Gettin Ready For Dinner
lake Powell Aug 3-5 the First Day Lots of boils showing up on east facing walls in padrae bay And OutSide Of Sandy Hill.Bass where great off of big main lake points that droped off to 25 feet of water all bass where on the drop shot rig.With hand poured robo worms.
Teaching girlfriend how to fish for cicadas…tip for gf was when you bring your forward cast through, accelerate and promptly stop.
Set on everything!
Now, of course, I don’t mean this literally that every time you are fishing and you see your indicator twitch that you should set. At Lee’s Ferry, however, I do mean it. We are having high water right now which means longer leader and tippet. I have found with my clients that they set proportionally less the more line I put on below the surface of the water to get down to the fish.
Picture this: You are fishing a dry fly with a dropper below it. When that floating bug twitches just a touch, generally you set that immediately.
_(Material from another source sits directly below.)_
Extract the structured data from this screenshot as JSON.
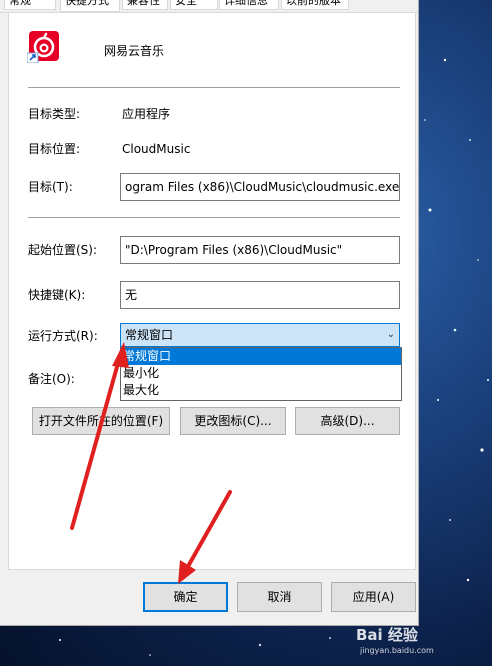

Somehow your reflexes are sharper because the action is happening near the surface of the water.
For some reason, when the action is happening well below the surface of the water, clients have a harder time reacting to slight twitches of the indicator. Perhaps it is because they think it is just moss or maybe just the current altering the movement of the indicator. But my advice to you is this: Set on Everything. At best you will catch a 30 inch rainbow because you set the hook on time and at worst, you practice your hook set and throw the line back out there for the next time.
I think that, come summertime, every fisherman in AZ is waiting on edge to hear that familiar hum coming from the trees and shrubs so they can pounce on the rivers and streams with their cicada pattern flies in tow. Well, the time has arrived and the dry flys are definately starting to get some action. Since the cicada hatch is so important to the Lee’s Fery fishery, I decided to do some research on them.
There are two types of cicadas, annuals or periodicals. Here at the ferry, we have annual cicadas. This means that some cicadas appear every year. Periodical cicadas come around every once and awhile and not yearly. Even though we have some bugs come out yearly, the nymphs (or immature cicadas) burrow underground for 2-5 years. The mature bugs lay their eggs in tree branches. When they hatch, they drop to the ground and burrow down where they drink from plant roots (ps since they actually suck they are considered real bugs). They emerge generally after the summer solstice and during the “dog days of summer” thus they are nicknamed dog-day cicadas. First they climb shrubs and trees to molt and after that they are mature adults. They only live 3-4 weeks and mostly their purpose is just to mate and lay eggs.
I think that it is important for fishermen to understand this cycle so they can understand why “hatches” differ from year to year. Since the eggs are laid years in advance, I believe that how many cicadas we get depends on the moisture content in the root systems of the plants that the nymphs have been feeding on. So the weather or conditions of the current year may not have an effect. Instead, the conditions of previous years may be what cause the differences. Now enough science already!
Here is a picture of the “luna negra” cicada pattern that has been working well for me. Really any pattern with a black body will probably work well. Look at the fish my great client, Brian, caught on a dry!
As long as you have a great cast and a good drift, you can lure these big ol’ rainbows in to eating your fly. Have fun out there!